§ **Exercise requirements**: All of the listing should be output exactly, apart from the pictures.

§ **Records for the exercise**:

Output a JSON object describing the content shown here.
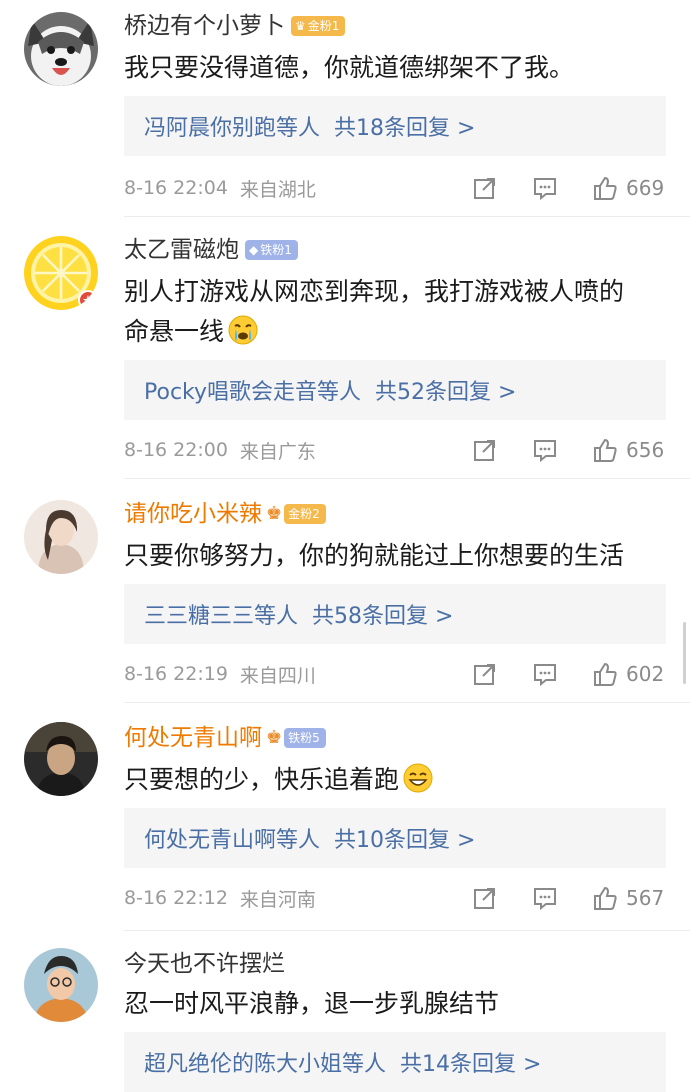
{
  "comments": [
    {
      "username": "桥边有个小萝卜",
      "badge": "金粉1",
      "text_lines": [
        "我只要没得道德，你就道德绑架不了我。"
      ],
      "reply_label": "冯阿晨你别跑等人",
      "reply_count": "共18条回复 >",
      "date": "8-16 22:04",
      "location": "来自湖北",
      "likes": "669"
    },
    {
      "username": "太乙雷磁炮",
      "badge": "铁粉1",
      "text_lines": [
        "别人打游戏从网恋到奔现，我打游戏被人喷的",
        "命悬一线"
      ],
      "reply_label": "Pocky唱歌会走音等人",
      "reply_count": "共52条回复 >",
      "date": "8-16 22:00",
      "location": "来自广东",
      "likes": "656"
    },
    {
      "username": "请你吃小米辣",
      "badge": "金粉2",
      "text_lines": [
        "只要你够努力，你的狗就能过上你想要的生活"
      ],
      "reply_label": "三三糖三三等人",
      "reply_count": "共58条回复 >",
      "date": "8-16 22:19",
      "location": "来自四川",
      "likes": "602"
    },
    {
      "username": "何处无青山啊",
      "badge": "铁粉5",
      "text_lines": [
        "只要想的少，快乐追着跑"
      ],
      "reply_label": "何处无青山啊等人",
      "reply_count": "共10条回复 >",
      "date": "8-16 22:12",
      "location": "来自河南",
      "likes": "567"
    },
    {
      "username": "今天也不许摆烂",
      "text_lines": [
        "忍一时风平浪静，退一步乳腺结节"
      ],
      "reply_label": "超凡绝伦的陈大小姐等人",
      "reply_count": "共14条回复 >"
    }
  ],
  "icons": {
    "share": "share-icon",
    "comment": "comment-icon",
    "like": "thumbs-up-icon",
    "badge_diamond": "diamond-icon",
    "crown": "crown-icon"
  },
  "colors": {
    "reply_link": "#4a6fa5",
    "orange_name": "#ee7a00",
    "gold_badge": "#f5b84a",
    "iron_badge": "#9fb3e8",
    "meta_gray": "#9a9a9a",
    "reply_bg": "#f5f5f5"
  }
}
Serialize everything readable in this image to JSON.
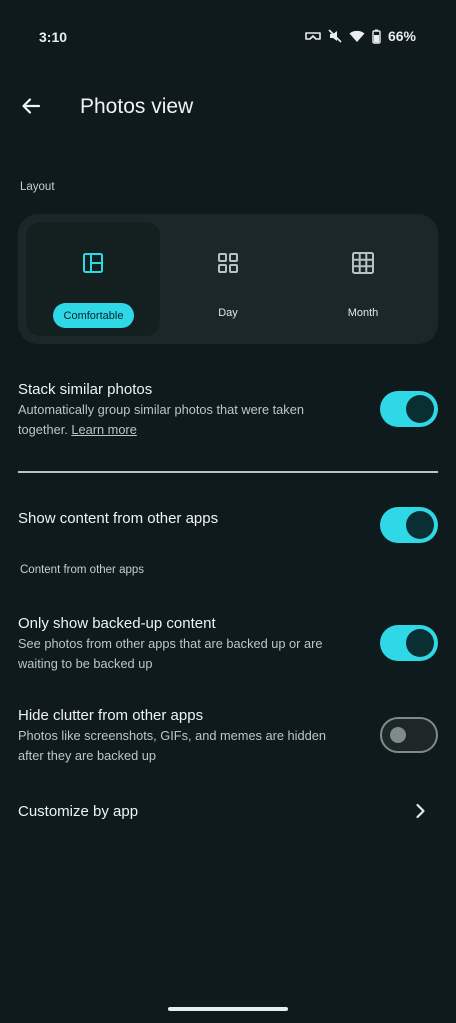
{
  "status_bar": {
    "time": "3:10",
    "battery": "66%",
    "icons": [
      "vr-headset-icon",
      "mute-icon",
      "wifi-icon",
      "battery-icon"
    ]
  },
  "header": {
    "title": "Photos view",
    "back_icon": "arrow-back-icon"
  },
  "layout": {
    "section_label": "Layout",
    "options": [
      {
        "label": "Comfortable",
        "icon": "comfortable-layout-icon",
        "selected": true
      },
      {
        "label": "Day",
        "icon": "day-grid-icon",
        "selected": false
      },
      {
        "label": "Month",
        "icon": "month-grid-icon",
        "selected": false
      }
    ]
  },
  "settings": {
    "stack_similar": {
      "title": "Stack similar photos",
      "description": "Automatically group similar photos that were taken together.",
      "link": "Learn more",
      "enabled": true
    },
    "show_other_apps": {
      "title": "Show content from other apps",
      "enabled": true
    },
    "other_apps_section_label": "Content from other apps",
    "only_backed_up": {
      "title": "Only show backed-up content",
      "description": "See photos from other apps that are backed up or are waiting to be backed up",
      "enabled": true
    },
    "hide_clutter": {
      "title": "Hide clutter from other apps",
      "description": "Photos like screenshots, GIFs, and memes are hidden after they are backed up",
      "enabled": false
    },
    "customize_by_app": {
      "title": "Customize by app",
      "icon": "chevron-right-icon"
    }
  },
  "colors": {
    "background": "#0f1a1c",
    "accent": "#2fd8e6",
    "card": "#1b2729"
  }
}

§ **Solution to the exercise**:
Output a JSON object describing the content shown here.
{
  "comments": [
    {
      "username": "桥边有个小萝卜",
      "badge": "金粉1",
      "text_lines": [
        "我只要没得道德，你就道德绑架不了我。"
      ],
      "reply_label": "冯阿晨你别跑等人",
      "reply_count": "共18条回复 >",
      "date": "8-16 22:04",
      "location": "来自湖北",
      "likes": "669"
    },
    {
      "username": "太乙雷磁炮",
      "badge": "铁粉1",
      "text_lines": [
        "别人打游戏从网恋到奔现，我打游戏被人喷的",
        "命悬一线"
      ],
      "reply_label": "Pocky唱歌会走音等人",
      "reply_count": "共52条回复 >",
      "date": "8-16 22:00",
      "location": "来自广东",
      "likes": "656"
    },
    {
      "username": "请你吃小米辣",
      "badge": "金粉2",
      "text_lines": [
        "只要你够努力，你的狗就能过上你想要的生活"
      ],
      "reply_label": "三三糖三三等人",
      "reply_count": "共58条回复 >",
      "date": "8-16 22:19",
      "location": "来自四川",
      "likes": "602"
    },
    {
      "username": "何处无青山啊",
      "badge": "铁粉5",
      "text_lines": [
        "只要想的少，快乐追着跑"
      ],
      "reply_label": "何处无青山啊等人",
      "reply_count": "共10条回复 >",
      "date": "8-16 22:12",
      "location": "来自河南",
      "likes": "567"
    },
    {
      "username": "今天也不许摆烂",
      "text_lines": [
        "忍一时风平浪静，退一步乳腺结节"
      ],
      "reply_label": "超凡绝伦的陈大小姐等人",
      "reply_count": "共14条回复 >"
    }
  ],
  "icons": {
    "share": "share-icon",
    "comment": "comment-icon",
    "like": "thumbs-up-icon",
    "badge_diamond": "diamond-icon",
    "crown": "crown-icon"
  },
  "colors": {
    "reply_link": "#4a6fa5",
    "orange_name": "#ee7a00",
    "gold_badge": "#f5b84a",
    "iron_badge": "#9fb3e8",
    "meta_gray": "#9a9a9a",
    "reply_bg": "#f5f5f5"
  }
}
Serialize everything readable in this image to JSON.
{
  "status_bar": {
    "time": "3:10",
    "battery": "66%",
    "icons": [
      "vr-headset-icon",
      "mute-icon",
      "wifi-icon",
      "battery-icon"
    ]
  },
  "header": {
    "title": "Photos view",
    "back_icon": "arrow-back-icon"
  },
  "layout": {
    "section_label": "Layout",
    "options": [
      {
        "label": "Comfortable",
        "icon": "comfortable-layout-icon",
        "selected": true
      },
      {
        "label": "Day",
        "icon": "day-grid-icon",
        "selected": false
      },
      {
        "label": "Month",
        "icon": "month-grid-icon",
        "selected": false
      }
    ]
  },
  "settings": {
    "stack_similar": {
      "title": "Stack similar photos",
      "description": "Automatically group similar photos that were taken together.",
      "link": "Learn more",
      "enabled": true
    },
    "show_other_apps": {
      "title": "Show content from other apps",
      "enabled": true
    },
    "other_apps_section_label": "Content from other apps",
    "only_backed_up": {
      "title": "Only show backed-up content",
      "description": "See photos from other apps that are backed up or are waiting to be backed up",
      "enabled": true
    },
    "hide_clutter": {
      "title": "Hide clutter from other apps",
      "description": "Photos like screenshots, GIFs, and memes are hidden after they are backed up",
      "enabled": false
    },
    "customize_by_app": {
      "title": "Customize by app",
      "icon": "chevron-right-icon"
    }
  },
  "colors": {
    "background": "#0f1a1c",
    "accent": "#2fd8e6",
    "card": "#1b2729"
  }
}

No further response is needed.